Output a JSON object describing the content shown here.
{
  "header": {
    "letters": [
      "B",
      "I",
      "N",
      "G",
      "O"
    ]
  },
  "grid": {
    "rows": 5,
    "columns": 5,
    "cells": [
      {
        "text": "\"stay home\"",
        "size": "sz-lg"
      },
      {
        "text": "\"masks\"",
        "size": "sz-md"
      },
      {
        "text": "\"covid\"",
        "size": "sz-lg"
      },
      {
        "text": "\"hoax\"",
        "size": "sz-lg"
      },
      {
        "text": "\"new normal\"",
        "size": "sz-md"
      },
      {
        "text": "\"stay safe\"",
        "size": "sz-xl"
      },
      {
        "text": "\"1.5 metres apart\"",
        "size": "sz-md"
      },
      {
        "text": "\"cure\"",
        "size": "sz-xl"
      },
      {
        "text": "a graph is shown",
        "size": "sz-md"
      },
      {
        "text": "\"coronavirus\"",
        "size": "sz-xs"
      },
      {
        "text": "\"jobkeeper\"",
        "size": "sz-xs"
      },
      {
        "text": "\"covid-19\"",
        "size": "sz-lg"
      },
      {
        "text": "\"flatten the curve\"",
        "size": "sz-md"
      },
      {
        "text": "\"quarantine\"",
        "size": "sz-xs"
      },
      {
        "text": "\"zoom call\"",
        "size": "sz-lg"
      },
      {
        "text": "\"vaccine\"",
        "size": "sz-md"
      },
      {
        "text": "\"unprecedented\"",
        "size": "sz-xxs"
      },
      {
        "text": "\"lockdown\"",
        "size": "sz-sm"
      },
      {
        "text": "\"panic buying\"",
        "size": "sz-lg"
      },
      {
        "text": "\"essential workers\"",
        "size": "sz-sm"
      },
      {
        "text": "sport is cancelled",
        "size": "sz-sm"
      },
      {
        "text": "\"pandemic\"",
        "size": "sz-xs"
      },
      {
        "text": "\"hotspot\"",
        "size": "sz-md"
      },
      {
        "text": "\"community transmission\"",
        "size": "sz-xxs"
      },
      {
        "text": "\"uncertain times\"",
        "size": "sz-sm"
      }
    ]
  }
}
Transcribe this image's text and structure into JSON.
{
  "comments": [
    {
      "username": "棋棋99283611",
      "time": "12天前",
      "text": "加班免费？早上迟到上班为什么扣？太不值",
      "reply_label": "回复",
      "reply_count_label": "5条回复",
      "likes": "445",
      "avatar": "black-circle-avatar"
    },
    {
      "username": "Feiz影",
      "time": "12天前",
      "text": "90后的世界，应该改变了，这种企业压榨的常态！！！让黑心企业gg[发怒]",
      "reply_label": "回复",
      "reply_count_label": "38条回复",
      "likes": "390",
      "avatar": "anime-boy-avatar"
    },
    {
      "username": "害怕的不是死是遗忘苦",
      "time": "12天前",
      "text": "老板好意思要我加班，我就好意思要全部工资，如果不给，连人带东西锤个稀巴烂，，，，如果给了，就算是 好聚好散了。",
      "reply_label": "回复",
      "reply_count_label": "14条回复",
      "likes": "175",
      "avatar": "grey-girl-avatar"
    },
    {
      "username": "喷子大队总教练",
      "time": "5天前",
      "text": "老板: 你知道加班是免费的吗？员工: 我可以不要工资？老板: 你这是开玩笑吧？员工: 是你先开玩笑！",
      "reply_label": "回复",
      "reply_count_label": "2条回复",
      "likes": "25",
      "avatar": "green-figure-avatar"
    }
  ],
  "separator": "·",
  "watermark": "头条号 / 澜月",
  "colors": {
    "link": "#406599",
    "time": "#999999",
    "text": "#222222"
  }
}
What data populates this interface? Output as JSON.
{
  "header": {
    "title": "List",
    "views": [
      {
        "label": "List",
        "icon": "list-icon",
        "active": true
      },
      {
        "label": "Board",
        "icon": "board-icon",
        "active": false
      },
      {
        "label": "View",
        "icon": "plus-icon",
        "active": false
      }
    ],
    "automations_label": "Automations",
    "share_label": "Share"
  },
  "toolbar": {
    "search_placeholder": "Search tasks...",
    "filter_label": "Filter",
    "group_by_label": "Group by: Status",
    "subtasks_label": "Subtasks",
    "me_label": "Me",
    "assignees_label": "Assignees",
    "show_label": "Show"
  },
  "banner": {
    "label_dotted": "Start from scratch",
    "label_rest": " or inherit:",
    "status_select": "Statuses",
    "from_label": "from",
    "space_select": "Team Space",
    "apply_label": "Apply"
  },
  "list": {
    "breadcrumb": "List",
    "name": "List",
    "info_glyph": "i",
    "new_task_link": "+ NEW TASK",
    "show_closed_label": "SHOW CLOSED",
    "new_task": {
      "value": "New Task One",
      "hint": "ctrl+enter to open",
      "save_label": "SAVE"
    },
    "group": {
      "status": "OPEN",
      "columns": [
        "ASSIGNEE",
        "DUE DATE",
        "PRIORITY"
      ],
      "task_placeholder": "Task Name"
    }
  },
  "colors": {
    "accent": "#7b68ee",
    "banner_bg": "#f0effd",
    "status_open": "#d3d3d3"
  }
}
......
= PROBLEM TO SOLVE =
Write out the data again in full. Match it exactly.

= ANSWER =
Output a JSON object describing the content shown here.
{
  "header": {
    "letters": [
      "B",
      "I",
      "N",
      "G",
      "O"
    ]
  },
  "grid": {
    "rows": 5,
    "columns": 5,
    "cells": [
      {
        "text": "\"stay home\"",
        "size": "sz-lg"
      },
      {
        "text": "\"masks\"",
        "size": "sz-md"
      },
      {
        "text": "\"covid\"",
        "size": "sz-lg"
      },
      {
        "text": "\"hoax\"",
        "size": "sz-lg"
      },
      {
        "text": "\"new normal\"",
        "size": "sz-md"
      },
      {
        "text": "\"stay safe\"",
        "size": "sz-xl"
      },
      {
        "text": "\"1.5 metres apart\"",
        "size": "sz-md"
      },
      {
        "text": "\"cure\"",
        "size": "sz-xl"
      },
      {
        "text": "a graph is shown",
        "size": "sz-md"
      },
      {
        "text": "\"coronavirus\"",
        "size": "sz-xs"
      },
      {
        "text": "\"jobkeeper\"",
        "size": "sz-xs"
      },
      {
        "text": "\"covid-19\"",
        "size": "sz-lg"
      },
      {
        "text": "\"flatten the curve\"",
        "size": "sz-md"
      },
      {
        "text": "\"quarantine\"",
        "size": "sz-xs"
      },
      {
        "text": "\"zoom call\"",
        "size": "sz-lg"
      },
      {
        "text": "\"vaccine\"",
        "size": "sz-md"
      },
      {
        "text": "\"unprecedented\"",
        "size": "sz-xxs"
      },
      {
        "text": "\"lockdown\"",
        "size": "sz-sm"
      },
      {
        "text": "\"panic buying\"",
        "size": "sz-lg"
      },
      {
        "text": "\"essential workers\"",
        "size": "sz-sm"
      },
      {
        "text": "sport is cancelled",
        "size": "sz-sm"
      },
      {
        "text": "\"pandemic\"",
        "size": "sz-xs"
      },
      {
        "text": "\"hotspot\"",
        "size": "sz-md"
      },
      {
        "text": "\"community transmission\"",
        "size": "sz-xxs"
      },
      {
        "text": "\"uncertain times\"",
        "size": "sz-sm"
      }
    ]
  }
}
Transcribe this image's text and structure into JSON.
{
  "comments": [
    {
      "username": "棋棋99283611",
      "time": "12天前",
      "text": "加班免费？早上迟到上班为什么扣？太不值",
      "reply_label": "回复",
      "reply_count_label": "5条回复",
      "likes": "445",
      "avatar": "black-circle-avatar"
    },
    {
      "username": "Feiz影",
      "time": "12天前",
      "text": "90后的世界，应该改变了，这种企业压榨的常态！！！让黑心企业gg[发怒]",
      "reply_label": "回复",
      "reply_count_label": "38条回复",
      "likes": "390",
      "avatar": "anime-boy-avatar"
    },
    {
      "username": "害怕的不是死是遗忘苦",
      "time": "12天前",
      "text": "老板好意思要我加班，我就好意思要全部工资，如果不给，连人带东西锤个稀巴烂，，，，如果给了，就算是 好聚好散了。",
      "reply_label": "回复",
      "reply_count_label": "14条回复",
      "likes": "175",
      "avatar": "grey-girl-avatar"
    },
    {
      "username": "喷子大队总教练",
      "time": "5天前",
      "text": "老板: 你知道加班是免费的吗？员工: 我可以不要工资？老板: 你这是开玩笑吧？员工: 是你先开玩笑！",
      "reply_label": "回复",
      "reply_count_label": "2条回复",
      "likes": "25",
      "avatar": "green-figure-avatar"
    }
  ],
  "separator": "·",
  "watermark": "头条号 / 澜月",
  "colors": {
    "link": "#406599",
    "time": "#999999",
    "text": "#222222"
  }
}
What data populates this interface? Output as JSON.
{
  "header": {
    "title": "List",
    "views": [
      {
        "label": "List",
        "icon": "list-icon",
        "active": true
      },
      {
        "label": "Board",
        "icon": "board-icon",
        "active": false
      },
      {
        "label": "View",
        "icon": "plus-icon",
        "active": false
      }
    ],
    "automations_label": "Automations",
    "share_label": "Share"
  },
  "toolbar": {
    "search_placeholder": "Search tasks...",
    "filter_label": "Filter",
    "group_by_label": "Group by: Status",
    "subtasks_label": "Subtasks",
    "me_label": "Me",
    "assignees_label": "Assignees",
    "show_label": "Show"
  },
  "banner": {
    "label_dotted": "Start from scratch",
    "label_rest": " or inherit:",
    "status_select": "Statuses",
    "from_label": "from",
    "space_select": "Team Space",
    "apply_label": "Apply"
  },
  "list": {
    "breadcrumb": "List",
    "name": "List",
    "info_glyph": "i",
    "new_task_link": "+ NEW TASK",
    "show_closed_label": "SHOW CLOSED",
    "new_task": {
      "value": "New Task One",
      "hint": "ctrl+enter to open",
      "save_label": "SAVE"
    },
    "group": {
      "status": "OPEN",
      "columns": [
        "ASSIGNEE",
        "DUE DATE",
        "PRIORITY"
      ],
      "task_placeholder": "Task Name"
    }
  },
  "colors": {
    "accent": "#7b68ee",
    "banner_bg": "#f0effd",
    "status_open": "#d3d3d3"
  }
}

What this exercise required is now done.